New research shows these little animals breed twice a year, once in the spring and once in the fall, which means they’re particularly vulnerable to acidic conditions twice a year instead of just once. But they’re not alone in their plight in a changing ocean.
Countless zooplankton species around the world—from amphipods and gastropods to crustaceans—are feeling the sting of climate change, and that’s a problem for ecosystems. Zooplankton are “the cows of the ocean,” says University of British Columbia oceanographer Brian Hunt. They gobble up the ocean’s primary producers—phytoplankton—and fuel the lives of large animals such as birds and fish. Despite their size, disrupting the lives of tiny zooplankton will send outsized waves through ocean food webs.
In the North Sea, for example, the birth of juvenile Calanus finmarchicus, a type of copepod, happens in the spring to coincide with a phytoplankton bloom. Juvenile cod also hatch in the spring and gorge on the huge numbers of zooplankton, including C. finmarchicus.
But C. finmarchicus is adapted to cold water. As the North Sea has warmed by more than 1.5 °C over the past four decades, the copepod’s range has shifted north and its local numbers have dropped by 60 percent. Another copepod, C. helgolandicus, has moved in to fill the void. But C. helgolandicus breeds in the fall, leaving the juvenile cod stripped of their springtime smorgasbord.
“The timing is off,” says Richard Kirby, an independent plankton scientist in the United Kingdom who said that the result is “a mismatch in the food chain.”
In a recent paper, Kirby suggests that the change in zooplankton has played a significant role in the continued failure of North Atlantic cod stocks. And in British Columbia, Hunt’s work suggests that the effects of acidification on L. helicina will carry over to its predators, including iconic animals such as salmon and herring.
Along with mismatched timing and acidification, the loss of sea ice—another casualty of climate change—affects zooplankton, too. In the waters around Antarctica, krill dominate. They are so numerous that by some estimates they are the most abundant animal species in the world. Creatures from seabirds to blue whales rely on krill for food. But juvenile krill hide from predators on the underside of sea ice, and that ice cover is shrinking, so the krill are retreating along with it. Now a species of salp, Salpa thompsoni, a gelatinous creature about the size of a computer mouse, is moving into krill’s niche in massive, voracious swarms.
“They’re basically working as vacuum cleaners in the ocean,” says Morten Iverson, an ecologist at the Alfred Wegener Institute in Germany. “They’re feeding on everything they can get in through their mouth.”
The impact of salps on the ecosystem is still uncertain. They aren’t as nutritious as krill, and instead of storing nutrition as fat, they simply poop everything out, depositing the nutrients in their fecal pellets. Iverson’s recent study, slyly titled “Sinkers or floaters?” showed that salp poop seems to degrade in the upper reaches of the ocean, dumping some nutrients back into the water. But how seals, whales, and birds will actually get this nutrition remains unclear.

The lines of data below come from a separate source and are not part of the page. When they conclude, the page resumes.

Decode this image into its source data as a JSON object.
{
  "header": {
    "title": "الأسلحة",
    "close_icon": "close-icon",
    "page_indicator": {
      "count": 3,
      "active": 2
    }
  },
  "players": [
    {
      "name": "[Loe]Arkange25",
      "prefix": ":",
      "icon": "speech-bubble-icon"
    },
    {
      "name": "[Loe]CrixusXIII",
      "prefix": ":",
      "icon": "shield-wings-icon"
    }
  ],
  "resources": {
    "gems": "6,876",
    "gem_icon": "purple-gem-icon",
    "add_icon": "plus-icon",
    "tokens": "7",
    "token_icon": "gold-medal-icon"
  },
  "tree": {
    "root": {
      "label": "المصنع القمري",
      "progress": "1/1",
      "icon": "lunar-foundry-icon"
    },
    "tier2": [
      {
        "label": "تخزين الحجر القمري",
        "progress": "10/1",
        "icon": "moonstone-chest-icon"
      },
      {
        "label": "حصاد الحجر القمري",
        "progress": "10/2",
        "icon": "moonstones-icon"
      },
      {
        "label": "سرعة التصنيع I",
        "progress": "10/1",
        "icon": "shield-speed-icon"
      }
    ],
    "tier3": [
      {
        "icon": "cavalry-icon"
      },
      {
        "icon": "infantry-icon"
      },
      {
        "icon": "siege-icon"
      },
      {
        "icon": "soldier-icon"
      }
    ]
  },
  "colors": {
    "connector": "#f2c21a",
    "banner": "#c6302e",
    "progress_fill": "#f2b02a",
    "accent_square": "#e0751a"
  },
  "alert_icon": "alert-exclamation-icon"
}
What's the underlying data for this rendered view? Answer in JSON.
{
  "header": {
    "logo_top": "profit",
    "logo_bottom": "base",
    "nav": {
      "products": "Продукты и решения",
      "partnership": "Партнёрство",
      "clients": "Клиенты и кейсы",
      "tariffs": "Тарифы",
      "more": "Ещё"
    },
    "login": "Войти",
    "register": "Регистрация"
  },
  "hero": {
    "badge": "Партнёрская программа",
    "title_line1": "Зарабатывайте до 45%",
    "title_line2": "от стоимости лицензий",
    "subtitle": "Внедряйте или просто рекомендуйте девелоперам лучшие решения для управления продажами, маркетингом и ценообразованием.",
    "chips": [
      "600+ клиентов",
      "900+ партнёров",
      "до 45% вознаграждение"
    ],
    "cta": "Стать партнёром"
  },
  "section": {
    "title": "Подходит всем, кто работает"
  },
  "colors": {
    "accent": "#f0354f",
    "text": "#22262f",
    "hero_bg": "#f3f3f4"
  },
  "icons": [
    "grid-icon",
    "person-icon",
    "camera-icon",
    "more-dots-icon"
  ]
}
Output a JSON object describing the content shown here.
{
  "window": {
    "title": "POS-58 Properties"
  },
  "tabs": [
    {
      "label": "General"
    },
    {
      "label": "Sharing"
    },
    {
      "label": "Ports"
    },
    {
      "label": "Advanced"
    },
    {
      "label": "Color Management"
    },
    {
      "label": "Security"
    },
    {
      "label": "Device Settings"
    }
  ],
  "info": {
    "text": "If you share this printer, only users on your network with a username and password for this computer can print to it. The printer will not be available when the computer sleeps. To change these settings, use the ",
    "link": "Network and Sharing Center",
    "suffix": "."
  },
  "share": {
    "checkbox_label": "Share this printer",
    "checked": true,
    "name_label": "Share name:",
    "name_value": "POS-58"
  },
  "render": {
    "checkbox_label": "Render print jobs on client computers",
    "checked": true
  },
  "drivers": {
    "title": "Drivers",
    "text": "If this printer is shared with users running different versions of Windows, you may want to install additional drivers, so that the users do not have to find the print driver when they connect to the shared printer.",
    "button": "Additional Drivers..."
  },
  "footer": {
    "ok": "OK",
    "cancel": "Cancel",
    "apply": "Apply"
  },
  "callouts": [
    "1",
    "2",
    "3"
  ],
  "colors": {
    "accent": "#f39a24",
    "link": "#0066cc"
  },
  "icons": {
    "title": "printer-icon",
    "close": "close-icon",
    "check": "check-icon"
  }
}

Hunt says that studying how zooplankton react to climate change is particularly important because they carry so much of the marine food web on their tiny shoulders. “Without them, we break the food chain,” he says. “There’s no way to transfer the energy from phytoplankton to the fish, and all the other animals we’re familiar with, without zooplankton.”